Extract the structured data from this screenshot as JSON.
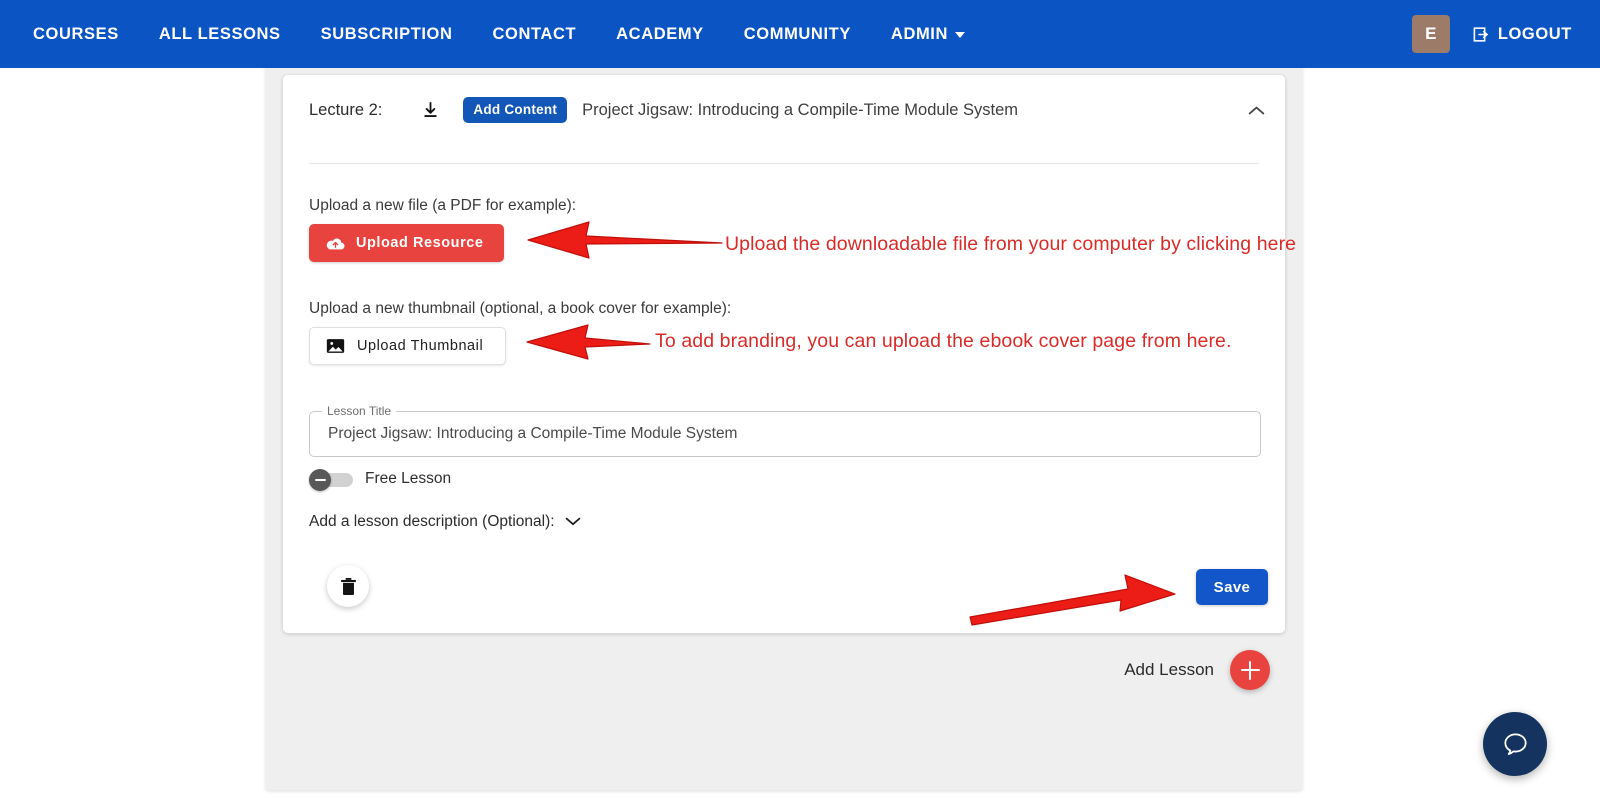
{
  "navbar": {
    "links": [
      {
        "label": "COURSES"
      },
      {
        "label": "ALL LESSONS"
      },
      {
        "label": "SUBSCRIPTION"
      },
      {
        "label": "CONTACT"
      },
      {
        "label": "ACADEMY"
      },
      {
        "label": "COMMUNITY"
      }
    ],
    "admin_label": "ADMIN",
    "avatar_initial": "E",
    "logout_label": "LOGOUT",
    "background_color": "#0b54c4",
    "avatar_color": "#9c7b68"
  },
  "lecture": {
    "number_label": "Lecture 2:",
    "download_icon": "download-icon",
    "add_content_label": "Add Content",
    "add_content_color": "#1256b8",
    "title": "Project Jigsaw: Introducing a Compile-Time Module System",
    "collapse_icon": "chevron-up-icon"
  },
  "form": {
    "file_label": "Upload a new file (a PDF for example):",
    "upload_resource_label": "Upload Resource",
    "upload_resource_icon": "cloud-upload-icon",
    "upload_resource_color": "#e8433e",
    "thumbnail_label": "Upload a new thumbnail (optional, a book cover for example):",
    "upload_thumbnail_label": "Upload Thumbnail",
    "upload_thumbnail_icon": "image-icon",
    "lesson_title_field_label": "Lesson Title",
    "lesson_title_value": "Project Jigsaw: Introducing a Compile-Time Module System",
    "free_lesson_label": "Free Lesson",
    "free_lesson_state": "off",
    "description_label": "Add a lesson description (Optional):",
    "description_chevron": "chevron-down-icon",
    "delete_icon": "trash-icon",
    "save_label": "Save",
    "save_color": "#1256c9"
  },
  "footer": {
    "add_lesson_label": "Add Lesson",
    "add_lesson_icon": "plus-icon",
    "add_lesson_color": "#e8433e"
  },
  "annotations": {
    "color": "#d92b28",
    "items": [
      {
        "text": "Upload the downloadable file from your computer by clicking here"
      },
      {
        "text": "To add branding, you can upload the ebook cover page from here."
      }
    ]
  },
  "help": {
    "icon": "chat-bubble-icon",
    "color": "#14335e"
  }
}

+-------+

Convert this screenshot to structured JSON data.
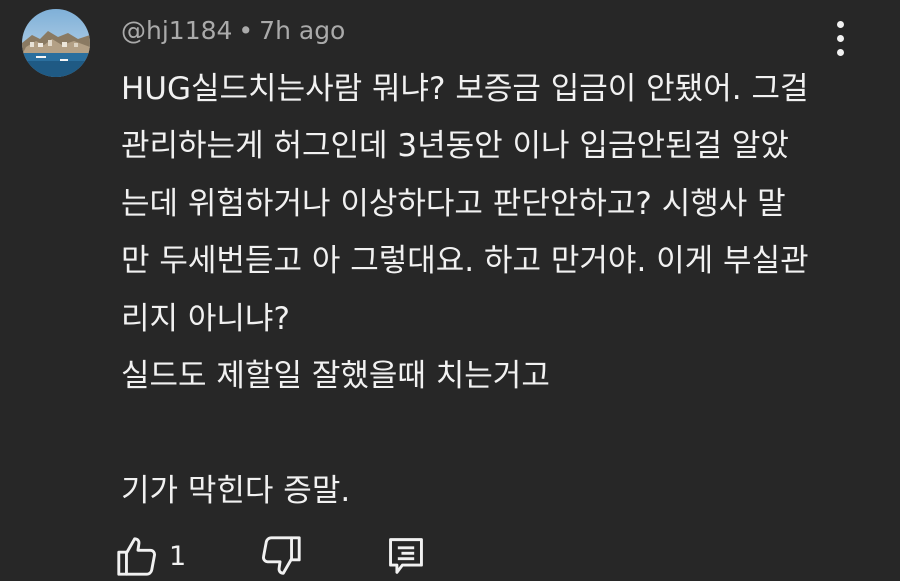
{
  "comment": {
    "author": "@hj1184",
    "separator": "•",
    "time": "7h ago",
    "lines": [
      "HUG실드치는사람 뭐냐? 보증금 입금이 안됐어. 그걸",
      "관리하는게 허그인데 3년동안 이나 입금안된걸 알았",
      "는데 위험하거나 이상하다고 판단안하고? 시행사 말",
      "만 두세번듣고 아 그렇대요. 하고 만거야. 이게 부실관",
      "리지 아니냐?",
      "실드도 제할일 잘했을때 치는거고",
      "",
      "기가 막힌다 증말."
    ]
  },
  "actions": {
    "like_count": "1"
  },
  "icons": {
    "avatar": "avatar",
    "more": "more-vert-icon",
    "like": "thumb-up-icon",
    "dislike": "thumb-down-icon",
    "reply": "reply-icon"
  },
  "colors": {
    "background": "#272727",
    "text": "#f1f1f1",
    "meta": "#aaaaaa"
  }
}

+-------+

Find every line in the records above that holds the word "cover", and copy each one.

    "thumbnail_label": "Upload a new thumbnail (optional, a book cover for example):",
        "text": "To add branding, you can upload the ebook cover page from here."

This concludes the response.